# Your task:
Give back every entry exactly as it is written, but not the pictures.

# Stored items from a collection:
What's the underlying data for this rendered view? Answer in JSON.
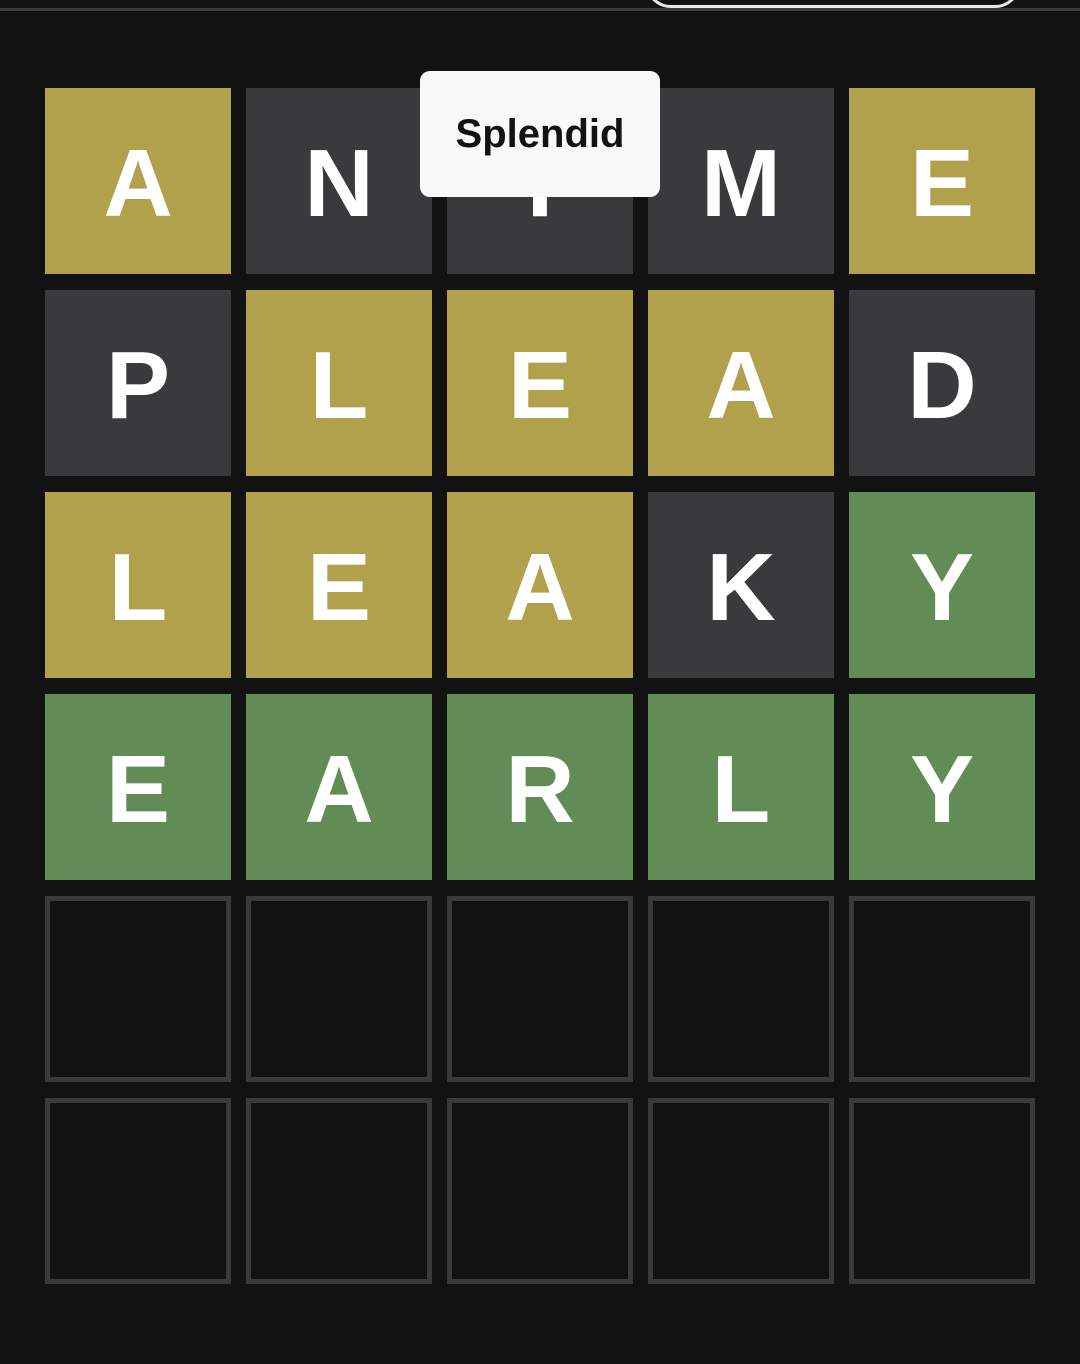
{
  "toast": {
    "message": "Splendid"
  },
  "board": {
    "rows": [
      [
        {
          "letter": "A",
          "state": "present"
        },
        {
          "letter": "N",
          "state": "absent"
        },
        {
          "letter": "T",
          "state": "absent"
        },
        {
          "letter": "M",
          "state": "absent"
        },
        {
          "letter": "E",
          "state": "present"
        }
      ],
      [
        {
          "letter": "P",
          "state": "absent"
        },
        {
          "letter": "L",
          "state": "present"
        },
        {
          "letter": "E",
          "state": "present"
        },
        {
          "letter": "A",
          "state": "present"
        },
        {
          "letter": "D",
          "state": "absent"
        }
      ],
      [
        {
          "letter": "L",
          "state": "present"
        },
        {
          "letter": "E",
          "state": "present"
        },
        {
          "letter": "A",
          "state": "present"
        },
        {
          "letter": "K",
          "state": "absent"
        },
        {
          "letter": "Y",
          "state": "correct"
        }
      ],
      [
        {
          "letter": "E",
          "state": "correct"
        },
        {
          "letter": "A",
          "state": "correct"
        },
        {
          "letter": "R",
          "state": "correct"
        },
        {
          "letter": "L",
          "state": "correct"
        },
        {
          "letter": "Y",
          "state": "correct"
        }
      ],
      [
        {
          "letter": "",
          "state": "empty"
        },
        {
          "letter": "",
          "state": "empty"
        },
        {
          "letter": "",
          "state": "empty"
        },
        {
          "letter": "",
          "state": "empty"
        },
        {
          "letter": "",
          "state": "empty"
        }
      ],
      [
        {
          "letter": "",
          "state": "empty"
        },
        {
          "letter": "",
          "state": "empty"
        },
        {
          "letter": "",
          "state": "empty"
        },
        {
          "letter": "",
          "state": "empty"
        },
        {
          "letter": "",
          "state": "empty"
        }
      ]
    ]
  },
  "colors": {
    "background": "#121213",
    "correct": "#618c55",
    "present": "#b1a04c",
    "absent": "#3a3a3c",
    "empty_border": "#3a3a3c",
    "toast_background": "#f8f8f8",
    "text": "#ffffff"
  }
}
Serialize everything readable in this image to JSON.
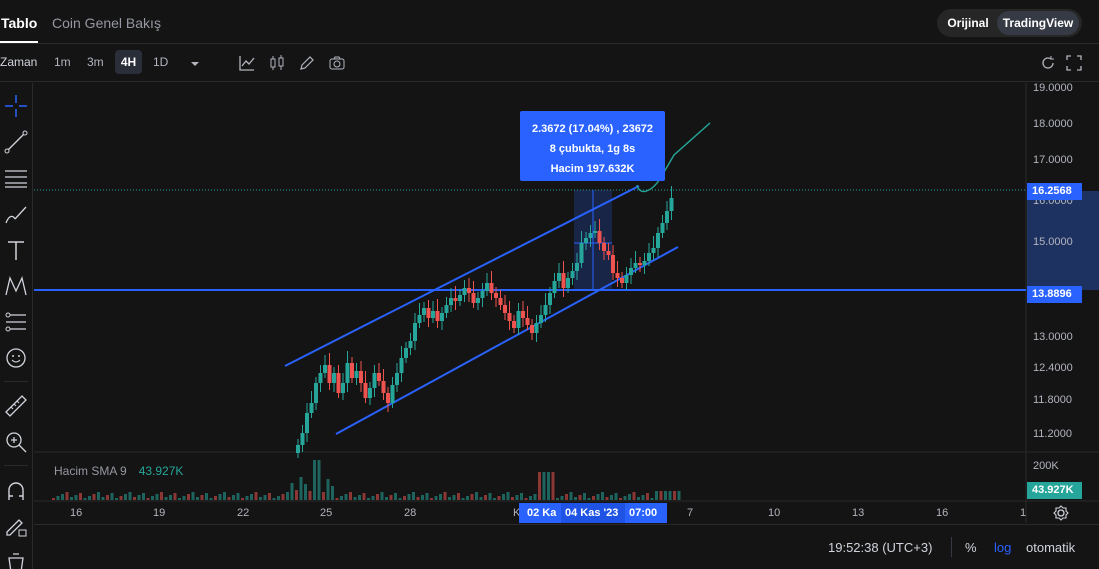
{
  "header": {
    "tabs": [
      {
        "label": "Tablo",
        "active": true
      },
      {
        "label": "Coin Genel Bakış",
        "active": false
      }
    ],
    "view_switch": {
      "options": [
        "Orijinal",
        "TradingView"
      ],
      "selected": "TradingView"
    }
  },
  "toolbar": {
    "time_label": "Zaman",
    "intervals": [
      "1m",
      "3m",
      "4H",
      "1D"
    ],
    "selected_interval": "4H",
    "icons": [
      "chevron-down-icon",
      "indicators-icon",
      "candle-type-icon",
      "pencil-icon",
      "camera-icon",
      "reset-icon",
      "fullscreen-icon"
    ]
  },
  "left_tools": [
    "crosshair-icon",
    "trend-line-icon",
    "horizontal-lines-icon",
    "brush-icon",
    "text-icon",
    "pattern-icon",
    "fib-icon",
    "emoji-icon",
    "ruler-icon",
    "zoom-in-icon",
    "magnet-icon",
    "lock-pencil-icon"
  ],
  "chart": {
    "price_axis": [
      "19.0000",
      "18.0000",
      "17.0000",
      "16.0000",
      "15.0000",
      "13.0000",
      "12.4000",
      "11.8000",
      "11.2000"
    ],
    "current_price": "16.2568",
    "horizontal_line_price": "13.8896",
    "volume_axis_label": "200K",
    "volume_tag": "43.927K",
    "time_axis": [
      "16",
      "19",
      "22",
      "25",
      "28",
      "7",
      "10",
      "13",
      "16",
      "1"
    ],
    "time_axis_partial": "K",
    "selected_range": {
      "start": "02 Ka",
      "mid": "04 Kas '23",
      "end": "07:00"
    },
    "measure_tooltip": {
      "line1": "2.3672 (17.04%) , 23672",
      "line2": "8 çubukta, 1g 8s",
      "line3": "Hacim 197.632K"
    },
    "volume_legend": {
      "label": "Hacim SMA 9",
      "value": "43.927K"
    },
    "colors": {
      "up": "#26a69a",
      "down": "#ef5350",
      "accent": "#2962ff",
      "background": "#141414"
    }
  },
  "footer": {
    "time": "19:52:38 (UTC+3)",
    "percent": "%",
    "log": "log",
    "auto": "otomatik"
  }
}
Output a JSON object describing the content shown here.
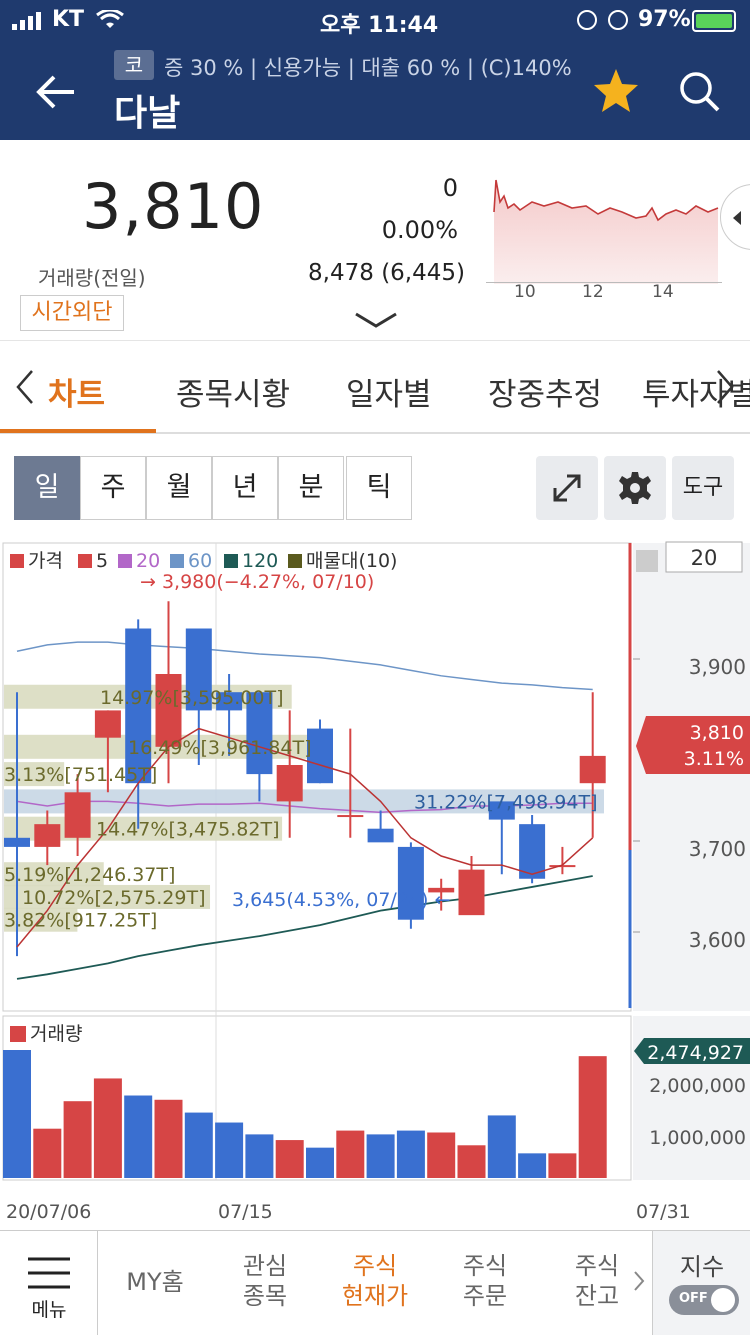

# Exercise response:
What's the underlying data for this rendered view? Answer in JSON.
{
  "toast": {
    "message": "Splendid"
  },
  "board": {
    "rows": [
      [
        {
          "letter": "A",
          "state": "present"
        },
        {
          "letter": "N",
          "state": "absent"
        },
        {
          "letter": "T",
          "state": "absent"
        },
        {
          "letter": "M",
          "state": "absent"
        },
        {
          "letter": "E",
          "state": "present"
        }
      ],
      [
        {
          "letter": "P",
          "state": "absent"
        },
        {
          "letter": "L",
          "state": "present"
        },
        {
          "letter": "E",
          "state": "present"
        },
        {
          "letter": "A",
          "state": "present"
        },
        {
          "letter": "D",
          "state": "absent"
        }
      ],
      [
        {
          "letter": "L",
          "state": "present"
        },
        {
          "letter": "E",
          "state": "present"
        },
        {
          "letter": "A",
          "state": "present"
        },
        {
          "letter": "K",
          "state": "absent"
        },
        {
          "letter": "Y",
          "state": "correct"
        }
      ],
      [
        {
          "letter": "E",
          "state": "correct"
        },
        {
          "letter": "A",
          "state": "correct"
        },
        {
          "letter": "R",
          "state": "correct"
        },
        {
          "letter": "L",
          "state": "correct"
        },
        {
          "letter": "Y",
          "state": "correct"
        }
      ],
      [
        {
          "letter": "",
          "state": "empty"
        },
        {
          "letter": "",
          "state": "empty"
        },
        {
          "letter": "",
          "state": "empty"
        },
        {
          "letter": "",
          "state": "empty"
        },
        {
          "letter": "",
          "state": "empty"
        }
      ],
      [
        {
          "letter": "",
          "state": "empty"
        },
        {
          "letter": "",
          "state": "empty"
        },
        {
          "letter": "",
          "state": "empty"
        },
        {
          "letter": "",
          "state": "empty"
        },
        {
          "letter": "",
          "state": "empty"
        }
      ]
    ]
  },
  "colors": {
    "background": "#121213",
    "correct": "#618c55",
    "present": "#b1a04c",
    "absent": "#3a3a3c",
    "empty_border": "#3a3a3c",
    "toast_background": "#f8f8f8",
    "text": "#ffffff"
  }
}
Serialize everything readable in this image to JSON.
{
  "header": {
    "tabs": [
      {
        "label": "Tablo",
        "active": true
      },
      {
        "label": "Coin Genel Bakış",
        "active": false
      }
    ],
    "view_switch": {
      "options": [
        "Orijinal",
        "TradingView"
      ],
      "selected": "TradingView"
    }
  },
  "toolbar": {
    "time_label": "Zaman",
    "intervals": [
      "1m",
      "3m",
      "4H",
      "1D"
    ],
    "selected_interval": "4H",
    "icons": [
      "chevron-down-icon",
      "indicators-icon",
      "candle-type-icon",
      "pencil-icon",
      "camera-icon",
      "reset-icon",
      "fullscreen-icon"
    ]
  },
  "left_tools": [
    "crosshair-icon",
    "trend-line-icon",
    "horizontal-lines-icon",
    "brush-icon",
    "text-icon",
    "pattern-icon",
    "fib-icon",
    "emoji-icon",
    "ruler-icon",
    "zoom-in-icon",
    "magnet-icon",
    "lock-pencil-icon"
  ],
  "chart": {
    "price_axis": [
      "19.0000",
      "18.0000",
      "17.0000",
      "16.0000",
      "15.0000",
      "13.0000",
      "12.4000",
      "11.8000",
      "11.2000"
    ],
    "current_price": "16.2568",
    "horizontal_line_price": "13.8896",
    "volume_axis_label": "200K",
    "volume_tag": "43.927K",
    "time_axis": [
      "16",
      "19",
      "22",
      "25",
      "28",
      "7",
      "10",
      "13",
      "16",
      "1"
    ],
    "time_axis_partial": "K",
    "selected_range": {
      "start": "02 Ka",
      "mid": "04 Kas '23",
      "end": "07:00"
    },
    "measure_tooltip": {
      "line1": "2.3672 (17.04%) , 23672",
      "line2": "8 çubukta, 1g 8s",
      "line3": "Hacim 197.632K"
    },
    "volume_legend": {
      "label": "Hacim SMA 9",
      "value": "43.927K"
    },
    "colors": {
      "up": "#26a69a",
      "down": "#ef5350",
      "accent": "#2962ff",
      "background": "#141414"
    }
  },
  "footer": {
    "time": "19:52:38 (UTC+3)",
    "percent": "%",
    "log": "log",
    "auto": "otomatik"
  }
}
Output a JSON object describing the content shown here.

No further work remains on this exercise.